Pity the poor surfers. They may be able to take whatever the Wedge dishes out, but not many can make money doing it. Few are the spots in pro surfing. The surf-magazine world is maxed out, and the market is saturated with surf-wear labels -- Billabong, Op, Quiksilver, Hurley, North Reef, South Bay, Left Wing, whatever. It's getting so bad some surfers are actually being forced to get real jobs to support their wave habits. There's still hope.
NEWS
June 17, 2000 | From Associated Press
Across the city, it's easy to pick out the American Girls. They tote a doll in one hand and a mom in the other, young pilgrims on their way to the Mecca of doll adoration--the American Girl Place. On her second visit to the holy site along Chicago's Magnificent Mile, Shannon O'Donald filled a red shopping bag with a hairstyling kit and a summer outfit for her doll Alexis. She also posed for a souvenir cover of American Girl magazine.

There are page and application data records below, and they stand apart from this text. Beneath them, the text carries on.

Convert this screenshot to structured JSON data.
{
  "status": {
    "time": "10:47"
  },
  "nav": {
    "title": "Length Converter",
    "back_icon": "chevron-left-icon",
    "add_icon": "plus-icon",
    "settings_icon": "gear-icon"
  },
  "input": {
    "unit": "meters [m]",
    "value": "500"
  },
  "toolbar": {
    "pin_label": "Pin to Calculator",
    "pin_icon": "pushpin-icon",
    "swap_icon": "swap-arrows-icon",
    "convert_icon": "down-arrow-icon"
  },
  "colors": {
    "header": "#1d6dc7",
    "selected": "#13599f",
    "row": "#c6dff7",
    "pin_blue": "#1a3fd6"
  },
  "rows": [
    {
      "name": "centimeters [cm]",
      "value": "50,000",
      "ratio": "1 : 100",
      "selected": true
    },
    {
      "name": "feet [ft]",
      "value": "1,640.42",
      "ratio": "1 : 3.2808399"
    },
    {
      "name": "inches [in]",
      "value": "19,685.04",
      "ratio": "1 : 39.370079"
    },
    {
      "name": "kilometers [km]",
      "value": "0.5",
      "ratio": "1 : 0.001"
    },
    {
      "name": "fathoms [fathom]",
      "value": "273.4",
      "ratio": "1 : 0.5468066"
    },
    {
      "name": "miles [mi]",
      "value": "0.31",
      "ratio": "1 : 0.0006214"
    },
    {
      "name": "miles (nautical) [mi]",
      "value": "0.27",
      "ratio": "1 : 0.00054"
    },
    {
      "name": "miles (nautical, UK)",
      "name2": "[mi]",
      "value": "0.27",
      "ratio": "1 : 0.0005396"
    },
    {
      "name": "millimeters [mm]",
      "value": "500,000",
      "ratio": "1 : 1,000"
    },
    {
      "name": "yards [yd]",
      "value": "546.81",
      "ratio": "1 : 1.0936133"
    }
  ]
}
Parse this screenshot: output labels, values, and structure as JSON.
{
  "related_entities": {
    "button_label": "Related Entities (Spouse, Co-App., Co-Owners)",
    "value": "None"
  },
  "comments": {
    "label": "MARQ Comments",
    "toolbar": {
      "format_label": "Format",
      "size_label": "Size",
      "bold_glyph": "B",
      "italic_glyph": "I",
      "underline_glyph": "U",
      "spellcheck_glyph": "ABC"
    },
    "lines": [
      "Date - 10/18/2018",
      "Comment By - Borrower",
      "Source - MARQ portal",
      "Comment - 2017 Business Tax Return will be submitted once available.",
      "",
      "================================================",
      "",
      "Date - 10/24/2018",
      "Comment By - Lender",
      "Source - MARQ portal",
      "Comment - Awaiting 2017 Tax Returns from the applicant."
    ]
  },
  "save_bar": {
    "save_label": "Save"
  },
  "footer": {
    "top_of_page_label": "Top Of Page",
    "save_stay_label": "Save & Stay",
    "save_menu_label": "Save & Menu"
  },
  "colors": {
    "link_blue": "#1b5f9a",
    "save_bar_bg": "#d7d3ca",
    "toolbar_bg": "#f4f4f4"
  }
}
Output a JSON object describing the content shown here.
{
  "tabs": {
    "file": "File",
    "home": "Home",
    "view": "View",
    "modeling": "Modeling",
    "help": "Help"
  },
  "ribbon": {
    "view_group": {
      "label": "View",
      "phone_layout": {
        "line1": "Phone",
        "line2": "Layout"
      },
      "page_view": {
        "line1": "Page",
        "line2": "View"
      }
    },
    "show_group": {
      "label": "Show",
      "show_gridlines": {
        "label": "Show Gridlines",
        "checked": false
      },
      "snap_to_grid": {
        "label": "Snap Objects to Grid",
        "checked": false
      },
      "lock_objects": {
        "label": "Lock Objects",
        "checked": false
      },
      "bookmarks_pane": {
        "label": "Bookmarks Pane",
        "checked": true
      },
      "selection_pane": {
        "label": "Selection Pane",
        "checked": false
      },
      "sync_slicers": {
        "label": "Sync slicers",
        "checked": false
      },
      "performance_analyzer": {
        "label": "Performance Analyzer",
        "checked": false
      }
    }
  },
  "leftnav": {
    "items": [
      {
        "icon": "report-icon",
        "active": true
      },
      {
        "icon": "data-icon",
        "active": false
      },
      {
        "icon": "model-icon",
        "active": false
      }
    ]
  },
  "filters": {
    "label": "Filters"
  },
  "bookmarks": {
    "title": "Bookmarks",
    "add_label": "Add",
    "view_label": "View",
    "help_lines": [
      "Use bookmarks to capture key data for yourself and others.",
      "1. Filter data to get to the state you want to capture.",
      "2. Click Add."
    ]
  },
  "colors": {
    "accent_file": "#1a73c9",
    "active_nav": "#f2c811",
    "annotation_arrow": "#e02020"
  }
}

NEWS
December 30, 1994 | ROBERT LEVINE, Robert Levine writes about magazines for Life & Style
Magazines will continue to woo Generation Xers and baby boomers--and now that publishers have discovered that the former have money, they want to offer help managing it. Starting this spring, P.O.V., a young men's lifestyle magazine, will give industrious twentysomethings career and financial advice, and Money will publish a test issue of a companion magazine aimed at twenty- and thirtysomethings. And as baby boomers settle down to home and hearth, magazines are doing the same.
Los Angeles Times Articles
|